100% of the proceeds from all the BOOST Gear Shop benefits the BOOST Scholarship Program. Thank you for your support.
Charter School Facilities:
The Pursuit for Equity
August 1, 2013 1 - 3 pm ET
Participants of this webinar will discuss the most challenging aspects of securing and financing a facility for today's charter schools, examples of best practices that are helping solve this problem, and the impact of the facilities challenge on charter schools' academic performance.
To register for this webinar, please click here.
Free App of the Month:
In honor of their 60th Anniversary, Mad Libs is our featured free app of the month. Included in this app is the original #1 Mad Libs book. Rack your brain for different words and read the hilarity that comes from your zany word choices! Once your story is finished make sure to share them with your friends and us here at BOOST!
Looking for quality staff? Check out the BOOST Career Corner to post job listings or browse available job listings for free.
Partnership for a Healthier America
Pierre and Tana Matisse Foundation
New York, NY
VOYCE, Safe Schools Consortium Coordinator

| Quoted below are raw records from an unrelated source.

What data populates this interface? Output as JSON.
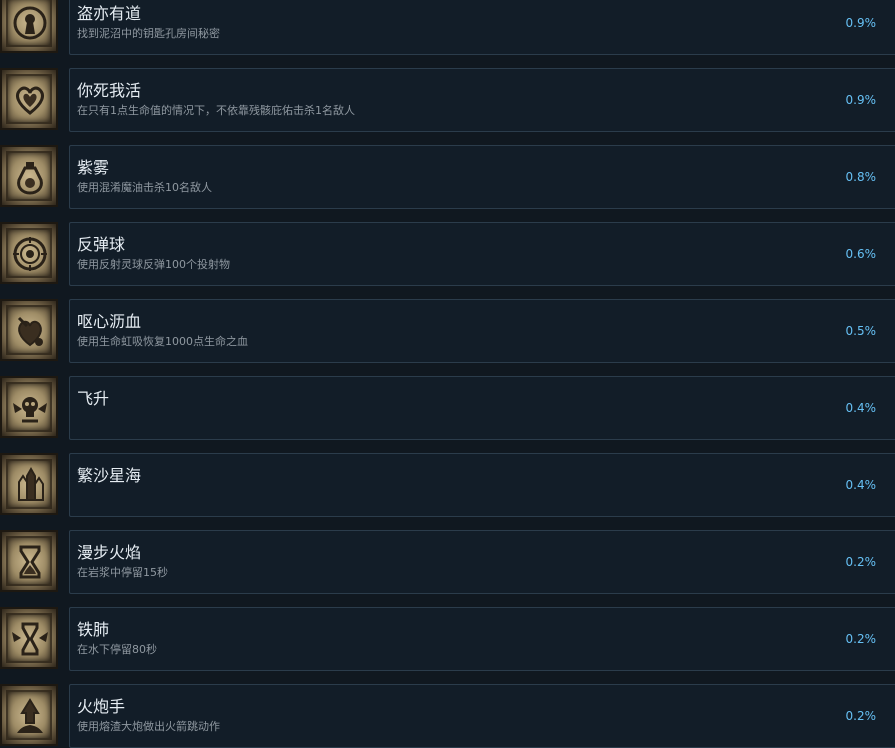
{
  "achievements": [
    {
      "title": "盗亦有道",
      "description": "找到泥沼中的钥匙孔房间秘密",
      "percent": "0.9%",
      "icon": "keyhole-icon"
    },
    {
      "title": "你死我活",
      "description": "在只有1点生命值的情况下，不依靠残骸庇佑击杀1名敌人",
      "percent": "0.9%",
      "icon": "heart-icon"
    },
    {
      "title": "紫雾",
      "description": "使用混淆魔油击杀10名敌人",
      "percent": "0.8%",
      "icon": "potion-icon"
    },
    {
      "title": "反弹球",
      "description": "使用反射灵球反弹100个投射物",
      "percent": "0.6%",
      "icon": "orb-icon"
    },
    {
      "title": "呕心沥血",
      "description": "使用生命虹吸恢复1000点生命之血",
      "percent": "0.5%",
      "icon": "blood-heart-icon"
    },
    {
      "title": "飞升",
      "description": "",
      "percent": "0.4%",
      "icon": "skull-wings-icon"
    },
    {
      "title": "繁沙星海",
      "description": "",
      "percent": "0.4%",
      "icon": "crystals-icon"
    },
    {
      "title": "漫步火焰",
      "description": "在岩浆中停留15秒",
      "percent": "0.2%",
      "icon": "hourglass-flame-icon"
    },
    {
      "title": "铁肺",
      "description": "在水下停留80秒",
      "percent": "0.2%",
      "icon": "hourglass-wings-icon"
    },
    {
      "title": "火炮手",
      "description": "使用熔渣大炮做出火箭跳动作",
      "percent": "0.2%",
      "icon": "rocket-jump-icon"
    }
  ],
  "colors": {
    "background": "#101820",
    "card": "#121d28",
    "card_border": "#2b3c4b",
    "title": "#e6edf3",
    "description": "#8f98a0",
    "percent": "#66c0f4"
  }
}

Albany Park Neighborhood Council
America's Promise Alliance
View more listings here.
|The BOOST Vendor Fair provides out-of-school time professionals access to a wide variety of products and services to enhance their programs. Browse through the Vendor Fair to learn more about the latest products and services for out-of-school time. It is absolutely FREE to use!
Vendor Fair Highlight

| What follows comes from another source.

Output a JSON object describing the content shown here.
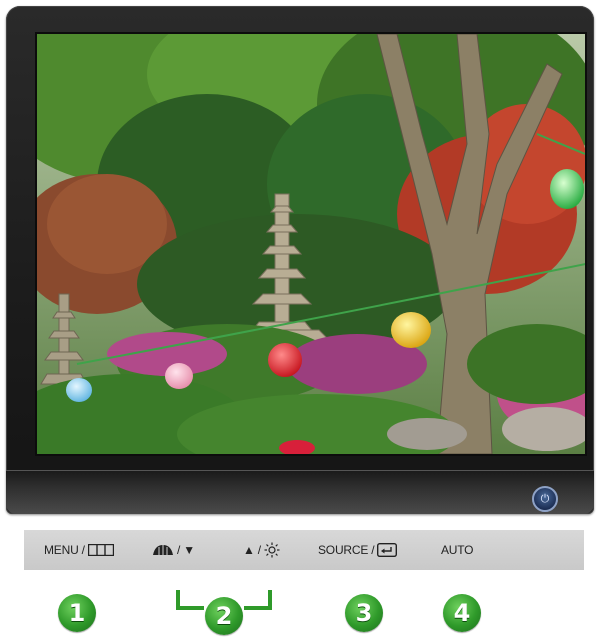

Academic Enrichment, Assembly Programs, Non-Profit Organization, Team Building
Join the BOOST Vendor Fair
The BOOST Vendor Fair is an online community providing out-of-school time professionals access to browse a wide variety of products and services to enhance their programs.
Click here to browse through the Vendor Fair.
One time fee of $395.00 for an unlimited listing of your profile.
Special rate for non-profits!
BOOST Speaker's Corner
The BOOST Speakers Corner provides out-of-school time professionals access to a wide variety of speakers, consultants, coaches, and trainer that can help you enhance your programs. Browse through the Speakers Corner to learn more about services that can take your program to the next level. It is absolutely FREE to browse!
Speakers Corner Highlight
Classroom Management, Health/Safety/ Nutrition, Promising Practices,
and many more!
San Diego, CA
Join the BOOST Speakers Corner
Join the BOOST Speakers Corner to take advantage of the opportunity to promote your consulting, training and speaking services to thousands of out-of-school time professionals. It's easy, inexpensive and a great way to market your expertise. Create a profile and get your name out there!
to browse and join the Speakers Corner.
One time fee of $395.00 for an unlimited listing of your profile.
Special rate for non-profits!
Do you ever sit in a meeting and wonder what all these acronyms really stand for? We have created an easy-to-use guide to help you better understand and decipher common acronyms used in the out-of-school time field. Click the categories below to learn more.
Download FREE BOOST Collaborative wallpaper for your desktop!
Click here to view more wallpaper and download them for your desktop.
|BOOST Boot Camp
Are you planning staff trainings this summer?
Host a BOOST Boot Camp and take your program to the next level.
BOOST Boot Camp includes your choice in a series of workshops in the focus areas listed below:
- Academic Enrichment
- Enrichment Elements
- Building Relationships
- Program Environment
- Program Fundamentals
- Older Youth
View a full list of available training topics.
We will be in several cities around the U.S. We would love to stop by your city!
If you would like to schedule a BOOST Boot Camp in your area, please contact Tia Quinn at firstname.lastname@example.org
Answers to Declaration of Independence Trivia
A. National Archives
D. John Hancock
E. Thomas Jefferson
F. Samuel Adams